■ **ASSIGNED TASK**
Please report every line in the entries that contains the string "name".

RECORDS PROVIDED Block Start

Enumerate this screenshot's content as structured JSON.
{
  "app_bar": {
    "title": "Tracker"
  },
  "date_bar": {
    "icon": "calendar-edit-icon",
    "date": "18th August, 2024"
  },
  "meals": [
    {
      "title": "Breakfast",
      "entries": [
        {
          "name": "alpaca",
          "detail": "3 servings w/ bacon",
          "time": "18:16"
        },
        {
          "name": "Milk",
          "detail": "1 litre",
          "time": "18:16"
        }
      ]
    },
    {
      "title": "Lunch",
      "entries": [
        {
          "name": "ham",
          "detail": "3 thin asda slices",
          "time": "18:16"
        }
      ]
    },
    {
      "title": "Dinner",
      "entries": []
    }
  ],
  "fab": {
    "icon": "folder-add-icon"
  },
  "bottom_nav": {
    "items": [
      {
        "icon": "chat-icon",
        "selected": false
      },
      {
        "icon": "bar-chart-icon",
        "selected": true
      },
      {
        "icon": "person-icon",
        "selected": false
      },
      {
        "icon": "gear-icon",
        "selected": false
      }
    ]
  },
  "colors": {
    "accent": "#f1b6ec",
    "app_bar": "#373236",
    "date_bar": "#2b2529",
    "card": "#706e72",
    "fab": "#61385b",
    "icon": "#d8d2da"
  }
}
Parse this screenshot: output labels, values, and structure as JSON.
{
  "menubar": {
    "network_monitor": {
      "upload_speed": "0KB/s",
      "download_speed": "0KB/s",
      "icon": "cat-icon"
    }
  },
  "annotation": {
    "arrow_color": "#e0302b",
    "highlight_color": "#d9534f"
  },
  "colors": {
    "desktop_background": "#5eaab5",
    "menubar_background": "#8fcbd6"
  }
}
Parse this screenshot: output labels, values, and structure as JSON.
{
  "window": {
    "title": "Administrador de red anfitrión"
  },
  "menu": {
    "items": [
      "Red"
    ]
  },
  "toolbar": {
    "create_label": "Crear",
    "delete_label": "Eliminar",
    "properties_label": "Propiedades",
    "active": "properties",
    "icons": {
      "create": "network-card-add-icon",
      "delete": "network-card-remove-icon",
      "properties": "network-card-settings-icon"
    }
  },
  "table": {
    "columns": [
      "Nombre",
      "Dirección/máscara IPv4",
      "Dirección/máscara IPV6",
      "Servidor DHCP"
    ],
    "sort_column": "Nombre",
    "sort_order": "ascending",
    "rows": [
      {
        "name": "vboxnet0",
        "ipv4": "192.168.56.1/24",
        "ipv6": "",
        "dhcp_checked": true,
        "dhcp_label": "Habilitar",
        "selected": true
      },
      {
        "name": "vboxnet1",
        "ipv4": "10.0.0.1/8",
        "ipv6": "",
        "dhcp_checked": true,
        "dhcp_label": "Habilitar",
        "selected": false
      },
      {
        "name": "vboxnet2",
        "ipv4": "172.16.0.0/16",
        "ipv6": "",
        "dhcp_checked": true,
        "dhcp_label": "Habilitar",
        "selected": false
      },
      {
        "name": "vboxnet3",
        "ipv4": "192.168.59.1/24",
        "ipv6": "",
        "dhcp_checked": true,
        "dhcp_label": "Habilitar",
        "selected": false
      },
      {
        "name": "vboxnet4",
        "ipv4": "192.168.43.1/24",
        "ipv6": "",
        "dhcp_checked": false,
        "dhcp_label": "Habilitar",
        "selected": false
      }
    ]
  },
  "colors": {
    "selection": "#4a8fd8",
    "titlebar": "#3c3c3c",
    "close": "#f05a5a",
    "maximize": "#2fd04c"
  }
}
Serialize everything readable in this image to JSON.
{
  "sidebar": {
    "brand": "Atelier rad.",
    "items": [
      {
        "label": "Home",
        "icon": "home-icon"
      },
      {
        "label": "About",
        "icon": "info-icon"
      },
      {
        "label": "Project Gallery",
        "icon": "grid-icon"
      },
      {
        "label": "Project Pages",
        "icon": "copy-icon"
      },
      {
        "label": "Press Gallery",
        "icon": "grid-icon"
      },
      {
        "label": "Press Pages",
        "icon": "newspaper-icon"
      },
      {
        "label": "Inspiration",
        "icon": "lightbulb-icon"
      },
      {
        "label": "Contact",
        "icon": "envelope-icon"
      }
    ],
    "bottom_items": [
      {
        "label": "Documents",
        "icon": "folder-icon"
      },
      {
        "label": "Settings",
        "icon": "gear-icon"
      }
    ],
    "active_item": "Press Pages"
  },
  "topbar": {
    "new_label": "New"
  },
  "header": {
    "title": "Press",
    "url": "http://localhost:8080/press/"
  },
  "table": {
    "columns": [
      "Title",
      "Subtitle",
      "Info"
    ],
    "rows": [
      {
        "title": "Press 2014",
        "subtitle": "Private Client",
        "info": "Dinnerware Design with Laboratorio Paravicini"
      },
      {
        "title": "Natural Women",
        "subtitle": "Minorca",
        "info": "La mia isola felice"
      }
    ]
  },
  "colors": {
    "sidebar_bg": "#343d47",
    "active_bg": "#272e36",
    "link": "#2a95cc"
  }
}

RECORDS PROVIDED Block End

■ **OUTPUT OF THE TASK**
          "name": "alpaca",
          "name": "Milk",
          "name": "ham",
        "name": "vboxnet0",
        "name": "vboxnet1",
        "name": "vboxnet2",
        "name": "vboxnet3",
        "name": "vboxnet4",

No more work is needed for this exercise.